Finally the match starts, but Naito begins with strikes that Taichi laughs off, easily taking Naito down as he perhaps took the champion lightly. There’s barely anything to Naito’s forearms, as the match looked to be Taichi’s to lose. A dropkick from Naito took both men down, but he was clearly hurting more, as evidenced when Taichi got up first and nonchalantly threw a pair of kicks to Naito, who’s down and out on the mat again. Taichi’s calling for a stoppage, but it’s a ruse as Naito burst into life with a reverse DDT/backbreaker combo and a low dropkick, before he followed up with an attempted Combinacion Cabron that Taichi blocked by Axe Bomber-ing Naito onto the apron. A table’s pulled out from under the ring by Taichi, who had clear designs on Saito suplexing Naito through it, before an attempted Black Memphisto off the apron was also blocked, as Naito instead piledrove Taichi off the apron and through the wood!

Somehow Naito’s up first and back into the ring as Taichi barely broke the count himself, allowing Naito to hit him with a snap ‘rana off the top for a near-fall. Taichi’s back with an enziguiri before the backdrop driver left Naito in a heap. Off come the trousers, as Naito’s folded up again with an Axe bomber before Taichi… borrowed SANADA’s Skull End? He holds it about as well as SANADA does, and after my feed craps out for a moment, we’re back with Taichi elbowing away Gloria, only to get caught with a tornado DDT by Naito. Gloria’s next, with Naito planting Taichi for a near-fall, before an attempt at Destino’s stopped when Iizuka headed back out with a chair for the distraction. BUSHI’s laid out with the chair, so Naito heads out and takes Iizuka into the guard railings as Iizuka and BUSHI brawl to the back. Taichi grabs the belt in among all of this, but Naito ducks the belt shot and lands an enziguiri instead before he grabbed Taichi’s mic stand.

Naito almost takes off Taichi’s head with the stand, before Taichi grabbed onto Naito’s leg to stop a second shot. It doesn’t work. Taichi grabs a chair and uses it on Naito as the mic stand flew into the crowd, before a second chairshot popped out the seat and left Naito in a heap. Another backdrop driver follows, but Naito kicks out at two, prompting another crack at the Black Memphisto, but Naito countered it into a tornado reverse DDT instead. Back on his feet, Naito runs in for a Destino, but Taichi blocks it and hits a low blow behind the ref’s back for another near-fall.

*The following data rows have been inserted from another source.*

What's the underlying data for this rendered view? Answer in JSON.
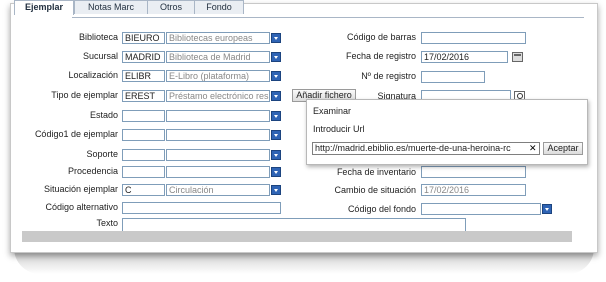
{
  "tabs": [
    {
      "label": "Ejemplar",
      "active": true
    },
    {
      "label": "Notas Marc",
      "active": false
    },
    {
      "label": "Otros",
      "active": false
    },
    {
      "label": "Fondo",
      "active": false
    }
  ],
  "left": {
    "biblioteca": {
      "label": "Biblioteca",
      "code": "BIEURO",
      "name": "Bibliotecas europeas"
    },
    "sucursal": {
      "label": "Sucursal",
      "code": "MADRID",
      "name": "Biblioteca de Madrid"
    },
    "localizacion": {
      "label": "Localización",
      "code": "ELIBR",
      "name": "E-Libro (plataforma)"
    },
    "tipo": {
      "label": "Tipo de ejemplar",
      "code": "EREST",
      "name": "Préstamo electrónico res"
    },
    "estado": {
      "label": "Estado",
      "code": "",
      "name": ""
    },
    "codigo1": {
      "label": "Código1 de ejemplar",
      "code": "",
      "name": ""
    },
    "soporte": {
      "label": "Soporte",
      "code": "",
      "name": ""
    },
    "procedencia": {
      "label": "Procedencia",
      "code": "",
      "name": ""
    },
    "situacion": {
      "label": "Situación ejemplar",
      "code": "C",
      "name": "Circulación"
    },
    "codigo_alt": {
      "label": "Código alternativo",
      "value": ""
    },
    "texto": {
      "label": "Texto",
      "value": ""
    }
  },
  "right": {
    "codigo_barras": {
      "label": "Código de barras",
      "value": ""
    },
    "fecha_registro": {
      "label": "Fecha de registro",
      "value": "17/02/2016"
    },
    "num_registro": {
      "label": "Nº de registro",
      "value": ""
    },
    "signatura": {
      "label": "Signatura",
      "value": ""
    },
    "fecha_inventario": {
      "label": "Fecha de inventario",
      "value": ""
    },
    "cambio_situacion": {
      "label": "Cambio de situación",
      "value": "17/02/2016"
    },
    "codigo_fondo": {
      "label": "Código del fondo",
      "value": ""
    }
  },
  "anadir_button": "Añadir fichero",
  "popup": {
    "examinar": "Examinar",
    "introducir_url": "Introducir Url",
    "url_value": "http://madrid.ebiblio.es/muerte-de-una-heroina-rc",
    "clear_glyph": "✕",
    "accept_label": "Aceptar"
  },
  "icons": {
    "dropdown": "chevron-down-icon",
    "calendar": "calendar-icon",
    "search": "search-icon"
  },
  "colors": {
    "dropdown": "#2f64b5",
    "border": "#7f9db9",
    "tab_bg": "#eaeef3"
  }
}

A superkick’s next from Taichi for a near-fall, before he looked for a Last Ride… but Naito slips out and hits a low blow before Destino… gets a two-count?! Uh oh. Another Destino’s blocked, as Taichi’s counter is countered into a reverse ‘rana to stack up the challenger, as a Jackhammer gets a near-fall, before one final Destino secured the win. Dangerous T tried with all his might, but in the end Naito outlasted him and almost surely shoved Taichi out of the title picture. I have no idea how to “rate” this. As a match, it was hamstrung from the off with the storyline of Naito being laid out and injured… and when they got going, they worked well into that particular angle, but if you were still looking for your big “Dangerous T” breakout moment, well, keep on looking because if you took out the Iizuka run-in this was dangerously close to our latest Taichi goose egg. **¾

Post-match, BUSHI, Shingo, SANADA and EVIL finally emerge to celebrate. Where were they when their leader needed help?! Naito closes out the show with the customary promo, promising to be the first man to hold the IWGP heavyweight and Intercontinental titles at the same time as the show ended with the stream-ruining tickertape cannons!

With the three title matches, night two on paper was the stronger of the two cards in Sapporo – and yes, it delivered. Both of the tag title matches lived up to their expectations, as I have a funny feeling that the main event will split decisions across the board. Story-wise, it told a heck of a story, but bell-to-bell, I can see a lot of people absolutely loathing it. Meanwhile, the runaway freight train that is Jay White’s challenge for Hiroshi Tanahashi looks almost nailed-on to have a bad ending in just over a week’s time. That is, from Tana’s perspective…